The path to the creation of my first hybrid instrument and ultimately performance work was begun in the mid-70’s while working with contact printing full torso x-rays onto light-sensitive diazo paper used by architects. The resulting images were extremely guitar-like (vertebrae as frets, and neck, etc.) and were used as a backdrop for a large wall installation utilizing an actual guitar and violin. Entitled “Harmony on the Critical List”, the work had a musical/medical theme as well as dada-futuro-cubist qualities. As I was already musically involved with string instruments, I then began to think of the ergonomic and proportional relationship they bear to the human body.
In 1978 I was in my basement when I saw a small hatchet left by a former tenant. Something compelled me to pull it up under my chin as though it were a violin. Immediately I imagined it as a fully functional instrument and went upstairs to see if it would perchance fit into a violin case, which it did perfectly.
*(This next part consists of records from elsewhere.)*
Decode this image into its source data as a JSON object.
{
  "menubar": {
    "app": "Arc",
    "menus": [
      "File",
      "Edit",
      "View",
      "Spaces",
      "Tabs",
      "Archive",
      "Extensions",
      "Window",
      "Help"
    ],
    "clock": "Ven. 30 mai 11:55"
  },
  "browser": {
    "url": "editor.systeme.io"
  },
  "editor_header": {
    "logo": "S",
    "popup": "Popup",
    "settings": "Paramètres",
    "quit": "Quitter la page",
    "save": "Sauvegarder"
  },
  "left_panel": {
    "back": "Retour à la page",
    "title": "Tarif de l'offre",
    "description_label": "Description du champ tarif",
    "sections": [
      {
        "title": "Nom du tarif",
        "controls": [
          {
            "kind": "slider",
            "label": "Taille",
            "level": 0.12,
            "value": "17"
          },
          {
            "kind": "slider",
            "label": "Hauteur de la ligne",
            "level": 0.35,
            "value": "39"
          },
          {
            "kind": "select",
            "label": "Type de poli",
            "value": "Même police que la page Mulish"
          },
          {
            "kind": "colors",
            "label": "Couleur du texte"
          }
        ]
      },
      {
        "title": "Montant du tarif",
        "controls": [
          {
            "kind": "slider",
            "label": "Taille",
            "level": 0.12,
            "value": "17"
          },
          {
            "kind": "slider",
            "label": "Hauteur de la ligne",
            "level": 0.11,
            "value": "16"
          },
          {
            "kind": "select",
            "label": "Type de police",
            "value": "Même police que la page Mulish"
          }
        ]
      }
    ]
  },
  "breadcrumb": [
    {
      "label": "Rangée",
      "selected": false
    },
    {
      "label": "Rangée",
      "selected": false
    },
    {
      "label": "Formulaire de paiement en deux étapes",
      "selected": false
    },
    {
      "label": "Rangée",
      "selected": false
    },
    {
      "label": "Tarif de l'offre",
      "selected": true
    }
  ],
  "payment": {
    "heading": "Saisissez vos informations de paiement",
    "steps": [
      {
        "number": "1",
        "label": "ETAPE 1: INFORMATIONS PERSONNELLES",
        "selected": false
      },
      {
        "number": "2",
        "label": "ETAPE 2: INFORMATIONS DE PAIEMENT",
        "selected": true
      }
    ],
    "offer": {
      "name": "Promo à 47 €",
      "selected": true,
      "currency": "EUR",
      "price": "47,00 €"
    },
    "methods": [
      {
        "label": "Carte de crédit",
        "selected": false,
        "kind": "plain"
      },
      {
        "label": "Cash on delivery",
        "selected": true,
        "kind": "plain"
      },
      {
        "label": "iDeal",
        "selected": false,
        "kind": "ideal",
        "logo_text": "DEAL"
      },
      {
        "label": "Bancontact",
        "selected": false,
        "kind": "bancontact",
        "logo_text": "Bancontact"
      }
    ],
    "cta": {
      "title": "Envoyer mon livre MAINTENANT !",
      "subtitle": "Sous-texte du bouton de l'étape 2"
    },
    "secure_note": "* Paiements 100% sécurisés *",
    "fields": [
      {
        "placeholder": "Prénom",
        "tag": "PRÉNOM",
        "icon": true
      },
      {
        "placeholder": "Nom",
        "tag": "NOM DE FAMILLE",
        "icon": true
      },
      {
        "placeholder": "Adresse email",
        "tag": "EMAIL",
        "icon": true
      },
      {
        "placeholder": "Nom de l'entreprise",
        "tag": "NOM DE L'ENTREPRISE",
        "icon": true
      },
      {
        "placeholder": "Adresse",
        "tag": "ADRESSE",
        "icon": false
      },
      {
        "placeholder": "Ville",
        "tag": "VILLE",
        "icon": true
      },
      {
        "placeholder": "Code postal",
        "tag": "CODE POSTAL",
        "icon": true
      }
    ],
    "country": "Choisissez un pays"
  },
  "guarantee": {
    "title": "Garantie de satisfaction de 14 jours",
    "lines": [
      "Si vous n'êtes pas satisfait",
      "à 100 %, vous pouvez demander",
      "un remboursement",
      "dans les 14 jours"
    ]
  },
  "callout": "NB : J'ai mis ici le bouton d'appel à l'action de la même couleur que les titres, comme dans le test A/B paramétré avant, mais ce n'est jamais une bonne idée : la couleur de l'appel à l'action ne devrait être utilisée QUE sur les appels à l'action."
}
I fitted a fingerboard, tailpiece, pegs, bridge, and contact microphone to the axe and was quite amazed when it sounded remarkably good played though my guitar amplifier. So I could really play my “axe”. I was unaware at the time of the profound effect of this creation on my artistic life, initiating the idea of live performance. The Axe violin was both my first sound piece as well as sculptural object and further created the fusion of art forms I was seeking – a transformative bricolage or hybridization of form and function and cultural object identity.
Contemporary urban life is a bewildering collage of multiple images, ideas, sounds, and objects in a constant state of flux as information overload becomes the touchstone of our age. As we move from the mechanical to the electronic, this churning mass chews up and spits out material with re-assigned priorities and updates. The resulting detritus is a living corpse – a random and chaotic body of juxtaposed and deconstructed items and associations. From this storehouse of forsaken objects and hardware I, the urban bricoleur, further dismantle and reassemble the consumer society into assemblages in the form of musical instrument/objects, then at times coax some of them them to sing for their supper.
Ken Butler’s Hybrid Visions
Characterized by his obsessive desire to re-order the world around him, Butler’s multi-disciplinary creations can be difficult to describe as they bridge visual art, design, performance, and life itself in unusual ways. Ever the urban bricoleur, the artist is a resourceful improviser committed to exploring and re-imagining our relationships to the objects around us.